What needs to be done: Answer with a number only, giving how many lines in the data below include "true".

+===+

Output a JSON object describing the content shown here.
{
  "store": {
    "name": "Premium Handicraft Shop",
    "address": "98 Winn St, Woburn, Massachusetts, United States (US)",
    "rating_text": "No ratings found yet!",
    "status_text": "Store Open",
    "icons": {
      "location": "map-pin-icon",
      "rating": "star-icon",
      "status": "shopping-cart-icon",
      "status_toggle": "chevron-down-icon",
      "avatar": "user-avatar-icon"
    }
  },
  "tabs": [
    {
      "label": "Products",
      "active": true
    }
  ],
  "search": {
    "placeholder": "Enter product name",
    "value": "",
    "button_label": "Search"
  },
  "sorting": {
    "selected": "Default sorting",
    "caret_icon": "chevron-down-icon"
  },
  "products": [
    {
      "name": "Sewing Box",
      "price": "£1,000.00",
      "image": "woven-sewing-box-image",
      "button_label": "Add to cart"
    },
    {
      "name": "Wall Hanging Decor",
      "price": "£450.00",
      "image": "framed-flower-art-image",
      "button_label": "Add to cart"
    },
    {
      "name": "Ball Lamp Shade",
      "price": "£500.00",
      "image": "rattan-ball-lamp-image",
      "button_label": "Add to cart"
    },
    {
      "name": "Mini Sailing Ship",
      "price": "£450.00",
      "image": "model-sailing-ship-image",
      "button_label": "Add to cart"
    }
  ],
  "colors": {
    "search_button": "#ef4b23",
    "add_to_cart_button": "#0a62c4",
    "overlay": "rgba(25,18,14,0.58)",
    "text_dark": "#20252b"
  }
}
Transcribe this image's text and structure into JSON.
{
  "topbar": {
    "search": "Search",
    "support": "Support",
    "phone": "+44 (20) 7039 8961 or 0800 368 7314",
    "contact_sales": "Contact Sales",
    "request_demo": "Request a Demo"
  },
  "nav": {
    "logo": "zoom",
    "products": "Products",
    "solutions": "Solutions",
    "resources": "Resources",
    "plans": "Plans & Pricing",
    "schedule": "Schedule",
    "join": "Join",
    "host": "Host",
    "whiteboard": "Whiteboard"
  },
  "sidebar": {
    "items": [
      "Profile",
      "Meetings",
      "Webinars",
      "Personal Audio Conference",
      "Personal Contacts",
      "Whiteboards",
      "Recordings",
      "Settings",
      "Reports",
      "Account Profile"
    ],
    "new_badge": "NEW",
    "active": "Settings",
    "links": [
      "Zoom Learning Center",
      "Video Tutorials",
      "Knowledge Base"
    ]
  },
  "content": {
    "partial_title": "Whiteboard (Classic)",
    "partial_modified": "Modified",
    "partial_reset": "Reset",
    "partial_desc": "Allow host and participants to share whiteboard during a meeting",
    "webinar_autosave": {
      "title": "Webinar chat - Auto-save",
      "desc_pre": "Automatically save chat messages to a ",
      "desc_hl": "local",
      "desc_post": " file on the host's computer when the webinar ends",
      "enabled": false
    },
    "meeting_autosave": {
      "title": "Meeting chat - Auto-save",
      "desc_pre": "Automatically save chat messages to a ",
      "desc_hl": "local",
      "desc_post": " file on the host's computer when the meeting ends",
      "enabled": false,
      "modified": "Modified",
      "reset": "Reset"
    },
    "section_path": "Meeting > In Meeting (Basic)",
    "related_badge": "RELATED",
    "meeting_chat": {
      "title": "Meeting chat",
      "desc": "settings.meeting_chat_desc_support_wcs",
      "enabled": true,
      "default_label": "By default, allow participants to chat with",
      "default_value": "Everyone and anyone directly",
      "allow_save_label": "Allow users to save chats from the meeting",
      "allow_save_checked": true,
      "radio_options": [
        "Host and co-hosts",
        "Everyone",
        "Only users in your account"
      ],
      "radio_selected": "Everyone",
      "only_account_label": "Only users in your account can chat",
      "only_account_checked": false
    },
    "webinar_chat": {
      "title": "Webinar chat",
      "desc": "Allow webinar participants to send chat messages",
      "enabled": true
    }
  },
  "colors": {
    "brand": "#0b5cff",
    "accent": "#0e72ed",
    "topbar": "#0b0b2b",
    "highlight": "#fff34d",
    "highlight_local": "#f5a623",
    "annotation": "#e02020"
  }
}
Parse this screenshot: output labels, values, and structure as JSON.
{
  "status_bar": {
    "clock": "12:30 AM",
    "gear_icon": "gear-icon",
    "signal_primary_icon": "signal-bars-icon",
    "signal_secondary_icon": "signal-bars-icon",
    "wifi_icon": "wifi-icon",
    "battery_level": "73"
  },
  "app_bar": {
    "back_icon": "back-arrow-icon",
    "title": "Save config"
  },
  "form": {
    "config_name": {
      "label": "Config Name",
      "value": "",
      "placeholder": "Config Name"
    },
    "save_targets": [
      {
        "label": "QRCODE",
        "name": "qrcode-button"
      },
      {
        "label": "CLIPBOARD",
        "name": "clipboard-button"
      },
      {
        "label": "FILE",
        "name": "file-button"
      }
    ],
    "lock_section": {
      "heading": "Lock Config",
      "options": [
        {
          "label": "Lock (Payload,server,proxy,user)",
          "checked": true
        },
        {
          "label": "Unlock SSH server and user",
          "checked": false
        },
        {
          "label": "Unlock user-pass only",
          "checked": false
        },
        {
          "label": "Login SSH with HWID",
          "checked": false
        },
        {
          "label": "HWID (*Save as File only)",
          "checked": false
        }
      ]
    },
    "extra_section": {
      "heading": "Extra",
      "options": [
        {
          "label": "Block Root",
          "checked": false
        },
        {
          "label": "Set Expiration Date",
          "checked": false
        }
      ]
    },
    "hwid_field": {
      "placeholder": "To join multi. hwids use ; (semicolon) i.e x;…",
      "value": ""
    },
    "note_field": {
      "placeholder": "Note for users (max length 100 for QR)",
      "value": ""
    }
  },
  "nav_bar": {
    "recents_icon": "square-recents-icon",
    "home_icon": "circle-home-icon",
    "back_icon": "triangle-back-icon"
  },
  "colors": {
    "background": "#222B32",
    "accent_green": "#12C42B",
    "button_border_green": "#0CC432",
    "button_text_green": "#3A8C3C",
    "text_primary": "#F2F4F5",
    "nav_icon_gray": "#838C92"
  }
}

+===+

Output for this task: 5